>>>>>
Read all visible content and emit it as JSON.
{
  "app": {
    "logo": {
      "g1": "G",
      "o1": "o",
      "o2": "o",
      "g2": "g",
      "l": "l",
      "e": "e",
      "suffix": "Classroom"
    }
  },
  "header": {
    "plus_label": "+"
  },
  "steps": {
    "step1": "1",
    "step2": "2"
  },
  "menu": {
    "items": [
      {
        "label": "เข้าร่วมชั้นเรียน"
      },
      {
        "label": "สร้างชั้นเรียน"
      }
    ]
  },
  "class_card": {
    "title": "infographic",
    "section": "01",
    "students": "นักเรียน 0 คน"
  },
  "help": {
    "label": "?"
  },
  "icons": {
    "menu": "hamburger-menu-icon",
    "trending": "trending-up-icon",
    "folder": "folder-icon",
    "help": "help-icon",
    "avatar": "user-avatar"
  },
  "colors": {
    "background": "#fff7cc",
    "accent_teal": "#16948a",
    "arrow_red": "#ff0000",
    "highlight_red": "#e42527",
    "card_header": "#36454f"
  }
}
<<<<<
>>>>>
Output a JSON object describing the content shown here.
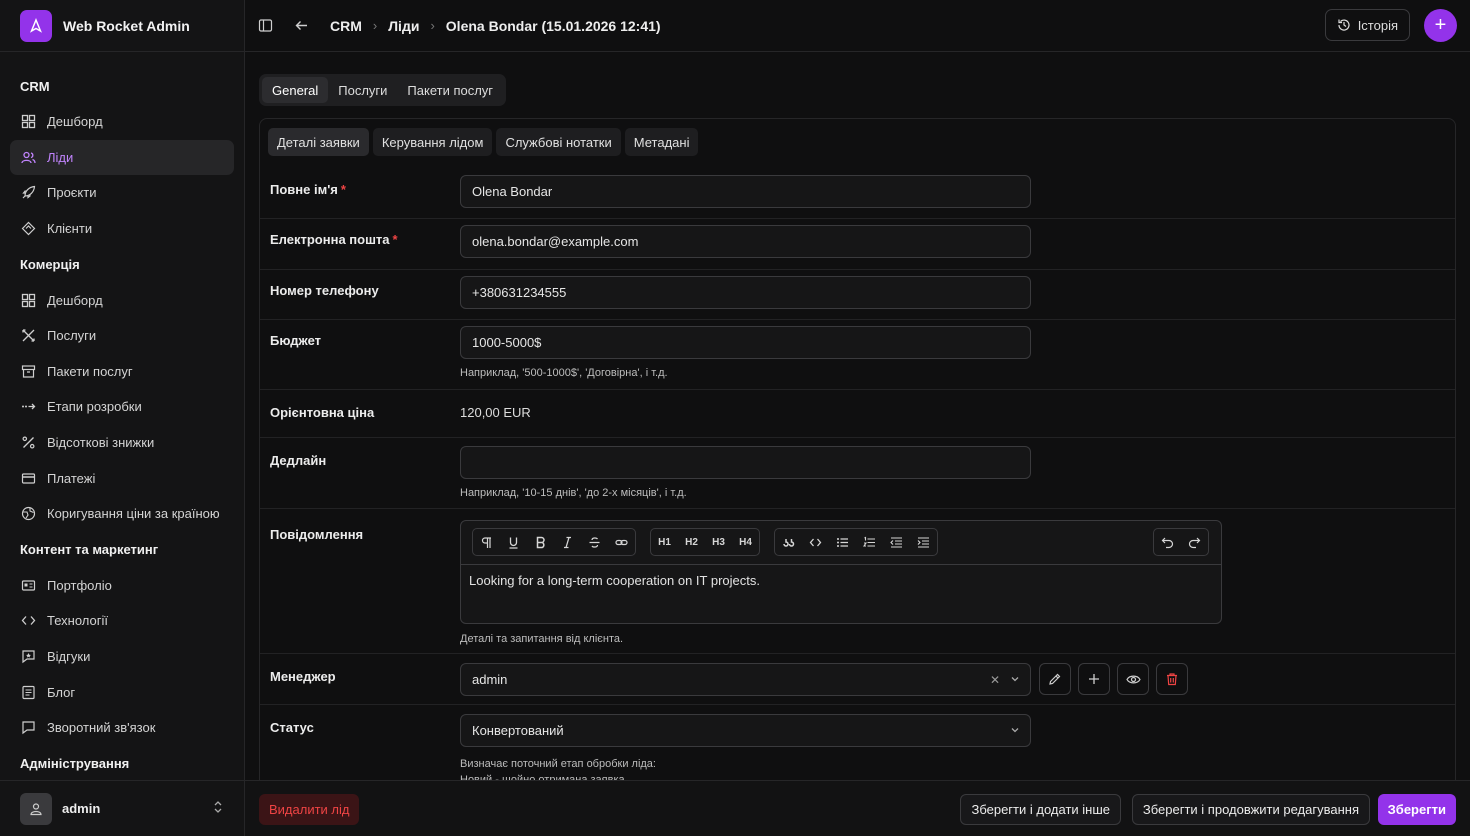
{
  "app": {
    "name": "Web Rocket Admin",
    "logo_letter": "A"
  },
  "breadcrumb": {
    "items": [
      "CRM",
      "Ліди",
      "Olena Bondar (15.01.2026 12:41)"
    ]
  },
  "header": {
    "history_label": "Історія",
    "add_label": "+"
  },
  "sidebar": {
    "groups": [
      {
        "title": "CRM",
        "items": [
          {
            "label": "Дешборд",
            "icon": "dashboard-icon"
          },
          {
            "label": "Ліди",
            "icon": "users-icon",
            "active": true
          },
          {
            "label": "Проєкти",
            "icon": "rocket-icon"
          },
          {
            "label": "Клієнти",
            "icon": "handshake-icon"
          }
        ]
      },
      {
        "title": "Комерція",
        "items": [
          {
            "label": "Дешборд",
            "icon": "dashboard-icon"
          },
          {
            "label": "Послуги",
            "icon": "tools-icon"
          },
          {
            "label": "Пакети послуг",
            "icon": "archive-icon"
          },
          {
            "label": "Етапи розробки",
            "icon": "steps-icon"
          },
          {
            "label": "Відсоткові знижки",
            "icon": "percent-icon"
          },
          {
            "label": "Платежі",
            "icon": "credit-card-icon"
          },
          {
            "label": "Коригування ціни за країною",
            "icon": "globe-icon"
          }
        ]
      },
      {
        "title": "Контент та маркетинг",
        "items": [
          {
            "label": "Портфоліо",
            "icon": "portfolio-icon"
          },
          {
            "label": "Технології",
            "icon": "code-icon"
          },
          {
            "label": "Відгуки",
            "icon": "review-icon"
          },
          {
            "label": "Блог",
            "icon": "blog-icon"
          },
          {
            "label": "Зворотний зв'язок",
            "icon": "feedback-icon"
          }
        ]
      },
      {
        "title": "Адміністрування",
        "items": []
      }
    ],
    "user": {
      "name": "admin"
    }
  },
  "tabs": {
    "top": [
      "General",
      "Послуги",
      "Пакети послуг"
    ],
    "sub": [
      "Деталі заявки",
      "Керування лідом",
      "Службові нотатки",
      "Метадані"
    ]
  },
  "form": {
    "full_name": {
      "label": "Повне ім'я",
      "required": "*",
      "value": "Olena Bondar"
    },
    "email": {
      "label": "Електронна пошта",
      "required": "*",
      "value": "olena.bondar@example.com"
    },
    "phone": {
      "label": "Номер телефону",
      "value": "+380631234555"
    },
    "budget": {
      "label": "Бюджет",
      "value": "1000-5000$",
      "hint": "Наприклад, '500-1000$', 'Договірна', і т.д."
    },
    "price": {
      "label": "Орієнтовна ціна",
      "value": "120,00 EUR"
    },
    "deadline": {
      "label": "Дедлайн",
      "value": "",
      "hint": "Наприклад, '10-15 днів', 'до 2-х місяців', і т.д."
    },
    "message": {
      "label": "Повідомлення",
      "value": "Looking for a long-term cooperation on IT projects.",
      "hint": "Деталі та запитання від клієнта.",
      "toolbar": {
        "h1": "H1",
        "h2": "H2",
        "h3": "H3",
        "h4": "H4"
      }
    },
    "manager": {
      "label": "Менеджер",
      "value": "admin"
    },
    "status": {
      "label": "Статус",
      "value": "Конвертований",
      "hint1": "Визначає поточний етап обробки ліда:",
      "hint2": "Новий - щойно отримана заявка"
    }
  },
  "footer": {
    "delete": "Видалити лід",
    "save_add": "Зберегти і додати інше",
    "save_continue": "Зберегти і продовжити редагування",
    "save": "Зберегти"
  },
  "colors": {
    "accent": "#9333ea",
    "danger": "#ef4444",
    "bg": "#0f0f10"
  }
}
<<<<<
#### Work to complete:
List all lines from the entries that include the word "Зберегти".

#### Output of the task:
    "save_add": "Зберегти і додати інше",
    "save_continue": "Зберегти і продовжити редагування",
    "save": "Зберегти"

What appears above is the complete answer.